On top of that, you have to wonder if David Beckham sees the Galaxy as viable without someone like Donovan. I feel like we’re just scratching the surface here. The effects of this one are mind-breaking. I need a nap.

Seattle land one shot on target vs. Kansas City on July 24, 2016

We’re gonna take it easy on this one.

After Seattle lost to Sporting Kansas City 3-0 after putting up just one shot the entire game, Sigi Schmid resigns as manager and Brian Schmetzer takes over. Schemtzer informs them that they can actually win without putting a shot on target, and the Sounders use this strategy to win MLS Cup that same year.

From there, Schmetzer and Seattle prove themselves as the premier club and manager in the league, making it to four MLS Cups in five years. Meanwhile, Toronto regrouped after the 2016 MLS Cup loss to go full Death Star in 2017 as they cruised to multiple trophies and possible GOAT status. Somehow this all led to Greg Vanney managing the Galaxy.

Toronto crush Atlanta on Decision Day 2018

Another recent one, but a big one. You can probably explain most of present-day MLS through Steve Clark, Seattle losing to SKC in 2016 and Atlanta getting thumped by a bad Toronto team with the Supporters’ Shield on the line.

Atlanta just had to win to break the MLS record for points in a season and hold off the New York Red Bulls from claiming the Supporters’ Shield. They ... did not do that. They went down 2-0 in the first 21 minutes, nearly got back in the game, and then allowed two more late goals.

Afterward, a come-to-Jesus meeting among the team led to a renewed focus heading into the playoffs, plus a commitment to a more practical, defensive style. They pushed their way past NYCFC, Chris Armas panicked for some reason in the conference final because of it, came out in a mid-block instead of the crushing press Red Bulls had ridden to the Shield and Atlanta United won MLS Cup.

Tata Martino left after the triump, Atlanta galaxy-brained their way into hiring Frank de Boer, Toronto rebounded and Atlanta met in the Eastern Conference Final the following year and once again beat Atlanta in a massive game. Somehow all this led to the Red Bulls regressing, Armas leaving RBNY and Armas being named Toronto FC manager after Vanney decided to take on a new challenge.

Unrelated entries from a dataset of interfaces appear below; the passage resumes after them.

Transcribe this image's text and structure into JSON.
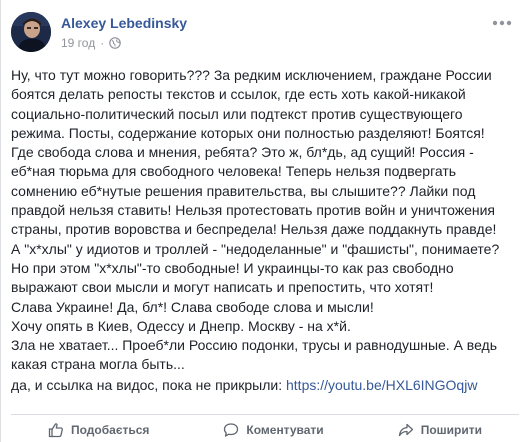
{
  "post": {
    "author": "Alexey Lebedinsky",
    "time": "19 год",
    "privacy_icon": "globe-icon",
    "more_icon": "more-horizontal-icon",
    "body_text": "Ну, что тут можно говорить??? За редким исключением, граждане России\nбоятся делать репосты текстов и ссылок, где есть хоть какой-никакой\nсоциально-политический посыл или подтекст против существующего\nрежима. Посты, содержание которых они полностью разделяют! Боятся!\nГде свобода слова и мнения, ребята? Это ж, бл*дь, ад сущий! Россия -\nеб*ная тюрьма для свободного человека! Теперь нельзя подвергать\nсомнению еб*нутые решения правительства, вы слышите?? Лайки под\nправдой нельзя ставить! Нельзя протестовать против войн и уничтожения\nстраны, против воровства и беспредела! Нельзя даже поддакнуть правде!\nА \"х*хлы\" у идиотов и троллей - \"недоделанные\" и \"фашисты\", понимаете?\nНо при этом \"х*хлы\"-то свободные! И украинцы-то как раз свободно\nвыражают свои мысли и могут написать и препостить, что хотят!\nСлава Украине! Да, бл*! Слава свободе слова и мысли!\nХочу опять в Киев, Одессу и Днепр. Москву - на х*й.\nЗла не хватает... Проеб*ли Россию подонки, трусы и равнодушные. А ведь\nкакая страна могла быть...",
    "link_prefix": "да, и ссылка на видос, пока не прикрыли: ",
    "link_text": "https://youtu.be/HXL6INGOqjw"
  },
  "actions": {
    "like": {
      "label": "Подобається",
      "icon": "thumbs-up-icon"
    },
    "comment": {
      "label": "Коментувати",
      "icon": "comment-icon"
    },
    "share": {
      "label": "Поширити",
      "icon": "share-icon"
    }
  },
  "colors": {
    "author_link": "#365899",
    "text": "#1d2129",
    "meta": "#90949c",
    "action_text": "#606770",
    "divider": "#dadde1"
  }
}
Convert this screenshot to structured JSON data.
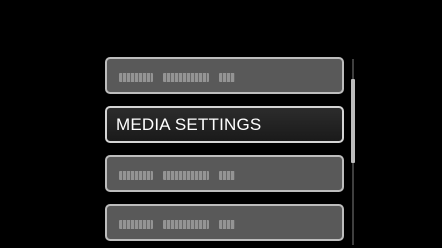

I have no idea what this all means right now, but it feels like it may be important in understanding everything that happens in the league over the next 10 years or so.


I ... I can’t explain why it is. It just feels like the key to everything.